Hierarchical Model Structure

When developing an aircraft model, many factors contribute to the aircraft’s behaviour, including aerodynamics, mass and inertia distribution and propulsion systems (jets, propellers, helicopter rotors, multi-copter rotors etc.). When using flat files or developing code, these factors can be extremely difficult to keep track of, while their interrelationships may vary depending upon their relative locations. All this can result in a complex model development process that is prone to error and becomes even more complicated when modifications or variations are considered.

The j2 Universal Tool-Kit allows engineers to create their models in a graphical environment with a hierarchical structure. This structure can mimic the aircraft’s layout of structural assemblies and sub-assemblies.  

That means the model is much easier to navigate, with a recognisable layout mirroring that of the aircraft. Data is added to the Structural Items  list, providing a clear picture of the aircraft that automatically processes individual variables.


Traditional Code

The traditional way of developing models through requires all interactions and contributions to be assembled and manually coded.  To calculate the total contribution for lift alone takes 1500 lines of code.


Block Diagram

Even when working with components in block diagrams, each interactions needs to be assembled and the total contributions put together to create a whole aircraft.  These then need adding to the equations of motion and the full system created.  This can take months.

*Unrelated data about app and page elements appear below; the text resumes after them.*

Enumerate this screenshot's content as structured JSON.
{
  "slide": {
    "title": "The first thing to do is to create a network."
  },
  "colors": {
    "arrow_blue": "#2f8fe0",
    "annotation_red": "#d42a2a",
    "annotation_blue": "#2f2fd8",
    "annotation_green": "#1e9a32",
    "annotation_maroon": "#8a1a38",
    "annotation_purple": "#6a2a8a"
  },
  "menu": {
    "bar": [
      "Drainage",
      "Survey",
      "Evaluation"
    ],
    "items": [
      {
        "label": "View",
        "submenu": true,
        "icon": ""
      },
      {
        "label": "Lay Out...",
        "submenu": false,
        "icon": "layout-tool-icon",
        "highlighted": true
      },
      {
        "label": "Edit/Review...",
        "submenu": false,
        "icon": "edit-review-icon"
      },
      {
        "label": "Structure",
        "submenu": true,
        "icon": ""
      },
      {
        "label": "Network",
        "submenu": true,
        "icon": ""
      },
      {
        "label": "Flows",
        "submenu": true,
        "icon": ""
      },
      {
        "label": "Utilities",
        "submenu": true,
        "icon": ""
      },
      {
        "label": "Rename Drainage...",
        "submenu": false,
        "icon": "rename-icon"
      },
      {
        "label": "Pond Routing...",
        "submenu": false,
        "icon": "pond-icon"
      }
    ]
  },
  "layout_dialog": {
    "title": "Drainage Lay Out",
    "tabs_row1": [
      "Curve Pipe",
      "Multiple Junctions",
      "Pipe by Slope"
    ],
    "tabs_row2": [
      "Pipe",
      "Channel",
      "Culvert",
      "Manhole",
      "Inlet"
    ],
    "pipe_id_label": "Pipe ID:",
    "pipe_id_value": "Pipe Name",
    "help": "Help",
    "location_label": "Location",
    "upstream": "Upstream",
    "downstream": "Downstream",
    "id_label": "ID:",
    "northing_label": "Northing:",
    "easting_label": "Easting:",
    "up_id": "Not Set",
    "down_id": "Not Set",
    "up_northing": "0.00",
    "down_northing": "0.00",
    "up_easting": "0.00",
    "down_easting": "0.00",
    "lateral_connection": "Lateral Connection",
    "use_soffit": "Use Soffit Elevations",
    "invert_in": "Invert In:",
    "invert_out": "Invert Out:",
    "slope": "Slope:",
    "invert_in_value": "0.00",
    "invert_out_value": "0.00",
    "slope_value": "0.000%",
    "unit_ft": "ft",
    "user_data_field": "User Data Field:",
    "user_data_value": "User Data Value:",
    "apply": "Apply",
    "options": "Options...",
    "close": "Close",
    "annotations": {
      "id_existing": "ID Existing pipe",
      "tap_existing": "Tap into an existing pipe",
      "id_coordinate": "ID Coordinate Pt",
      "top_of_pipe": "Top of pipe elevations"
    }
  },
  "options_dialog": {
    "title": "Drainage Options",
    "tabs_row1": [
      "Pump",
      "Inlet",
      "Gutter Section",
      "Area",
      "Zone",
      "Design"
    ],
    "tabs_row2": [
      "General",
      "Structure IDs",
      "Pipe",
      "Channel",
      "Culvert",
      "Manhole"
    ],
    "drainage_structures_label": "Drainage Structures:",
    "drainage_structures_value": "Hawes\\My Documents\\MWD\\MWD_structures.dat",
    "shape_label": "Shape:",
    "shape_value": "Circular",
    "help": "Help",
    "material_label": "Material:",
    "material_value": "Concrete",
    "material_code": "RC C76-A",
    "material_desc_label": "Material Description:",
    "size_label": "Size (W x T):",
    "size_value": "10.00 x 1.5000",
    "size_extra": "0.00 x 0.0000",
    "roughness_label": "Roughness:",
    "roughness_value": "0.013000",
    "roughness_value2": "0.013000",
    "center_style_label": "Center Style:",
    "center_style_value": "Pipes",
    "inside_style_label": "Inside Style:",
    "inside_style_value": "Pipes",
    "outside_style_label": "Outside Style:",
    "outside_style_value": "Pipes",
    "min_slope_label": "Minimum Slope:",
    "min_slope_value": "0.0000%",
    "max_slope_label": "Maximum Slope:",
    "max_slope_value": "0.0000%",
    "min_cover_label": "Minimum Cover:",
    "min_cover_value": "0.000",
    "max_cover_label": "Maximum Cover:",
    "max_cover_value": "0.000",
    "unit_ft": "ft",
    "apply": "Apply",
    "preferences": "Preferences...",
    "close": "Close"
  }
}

Hierarchical Model

When putting the model together in j2 Builder, the hierarchy enables the model to reflect the aircraft.  Each entity can be added and its contribution to the aerodynamics defined.  j2 Builder then assembles all the contributions to provide the total value.

Each item in the hierarchy is assigned its own reference location, made up from the various Parameter Types relative to the parent. This means that when the parent’s information is changed, the attached child item is moved automatically.

So, when designing an aircraft and investigating configurations, all relative distances are automatically managed, removing the possibility of items being left in the wrong location. This is a distinct improvement in work process and greatly reduces the need for re-work.

The reference map provides a visual representation of the relative and absolute locations of all items for further checking.


As the hierarchy includes the locations of items, these locations are used to calculate the corresponding moments from the forces. This avoids the need to add extra equations, as all moments relating to a chosen reference location are calculated automatically.

Each item in the hierarchy can also have its own mass and inertia information and centre of gravity. The total values for the aircraft are automatically re-calculated at each step – including time-dependent values such as fuel burn or load drops.


Once again, this saves time over coding a solution, where moment arms and individual contributions all need to be totaled manually. If there is a change in the configuration or an item is moved, the software will automatically re-calculate all aircraft values instantly.